» AIM OF THE EXERCISE
Return, from the listing that follows, each line containing the word "Delivery".
━━ MATERIAL PROVIDED ━━
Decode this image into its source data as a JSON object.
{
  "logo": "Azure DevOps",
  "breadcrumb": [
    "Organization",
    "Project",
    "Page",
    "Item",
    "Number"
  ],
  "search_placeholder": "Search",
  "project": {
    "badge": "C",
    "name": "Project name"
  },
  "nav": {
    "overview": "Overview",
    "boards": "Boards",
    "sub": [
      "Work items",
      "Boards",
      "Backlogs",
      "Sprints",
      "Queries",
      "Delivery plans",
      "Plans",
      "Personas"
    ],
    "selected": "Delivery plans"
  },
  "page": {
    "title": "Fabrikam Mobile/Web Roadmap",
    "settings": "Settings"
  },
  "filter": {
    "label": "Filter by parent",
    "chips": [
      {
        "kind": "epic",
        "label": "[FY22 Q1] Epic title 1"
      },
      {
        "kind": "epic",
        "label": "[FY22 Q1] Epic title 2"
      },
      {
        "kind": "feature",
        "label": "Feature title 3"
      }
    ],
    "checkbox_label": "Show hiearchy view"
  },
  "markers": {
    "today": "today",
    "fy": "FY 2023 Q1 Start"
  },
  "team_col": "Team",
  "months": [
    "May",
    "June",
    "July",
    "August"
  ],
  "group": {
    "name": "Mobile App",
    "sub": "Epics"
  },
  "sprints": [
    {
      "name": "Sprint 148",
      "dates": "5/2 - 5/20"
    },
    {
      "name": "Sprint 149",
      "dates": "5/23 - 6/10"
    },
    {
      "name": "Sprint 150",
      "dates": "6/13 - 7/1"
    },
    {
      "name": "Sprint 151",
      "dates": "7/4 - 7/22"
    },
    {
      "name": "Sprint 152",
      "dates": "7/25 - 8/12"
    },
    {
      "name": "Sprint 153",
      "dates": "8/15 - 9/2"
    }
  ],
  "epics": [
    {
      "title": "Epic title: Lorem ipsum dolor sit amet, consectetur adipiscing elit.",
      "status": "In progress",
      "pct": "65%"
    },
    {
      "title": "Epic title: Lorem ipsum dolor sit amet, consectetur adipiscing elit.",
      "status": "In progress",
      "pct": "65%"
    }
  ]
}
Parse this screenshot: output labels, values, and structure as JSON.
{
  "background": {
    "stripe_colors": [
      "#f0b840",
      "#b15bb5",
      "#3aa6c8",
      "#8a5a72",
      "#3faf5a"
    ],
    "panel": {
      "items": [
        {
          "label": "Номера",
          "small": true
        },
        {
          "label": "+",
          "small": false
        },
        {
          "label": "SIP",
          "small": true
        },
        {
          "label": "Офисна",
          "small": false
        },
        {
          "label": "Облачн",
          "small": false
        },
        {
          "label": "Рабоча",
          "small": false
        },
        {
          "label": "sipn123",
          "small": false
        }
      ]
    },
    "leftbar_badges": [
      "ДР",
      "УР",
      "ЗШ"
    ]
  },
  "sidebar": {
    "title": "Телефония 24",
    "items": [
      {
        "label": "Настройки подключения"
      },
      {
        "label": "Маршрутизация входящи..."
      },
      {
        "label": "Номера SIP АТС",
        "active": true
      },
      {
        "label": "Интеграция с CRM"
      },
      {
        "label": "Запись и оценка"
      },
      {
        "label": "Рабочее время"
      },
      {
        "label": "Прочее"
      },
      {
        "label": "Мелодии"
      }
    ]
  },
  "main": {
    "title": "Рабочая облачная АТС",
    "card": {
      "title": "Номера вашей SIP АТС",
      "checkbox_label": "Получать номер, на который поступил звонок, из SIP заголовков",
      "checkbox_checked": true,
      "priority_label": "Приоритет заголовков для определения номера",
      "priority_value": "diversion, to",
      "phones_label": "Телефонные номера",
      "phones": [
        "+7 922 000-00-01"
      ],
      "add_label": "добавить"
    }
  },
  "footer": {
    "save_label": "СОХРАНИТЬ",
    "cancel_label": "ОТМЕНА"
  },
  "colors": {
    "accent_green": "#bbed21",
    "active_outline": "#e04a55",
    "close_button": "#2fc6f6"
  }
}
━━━
» EXERCISE SOLUTION
      "Delivery plans",
    "selected": "Delivery plans"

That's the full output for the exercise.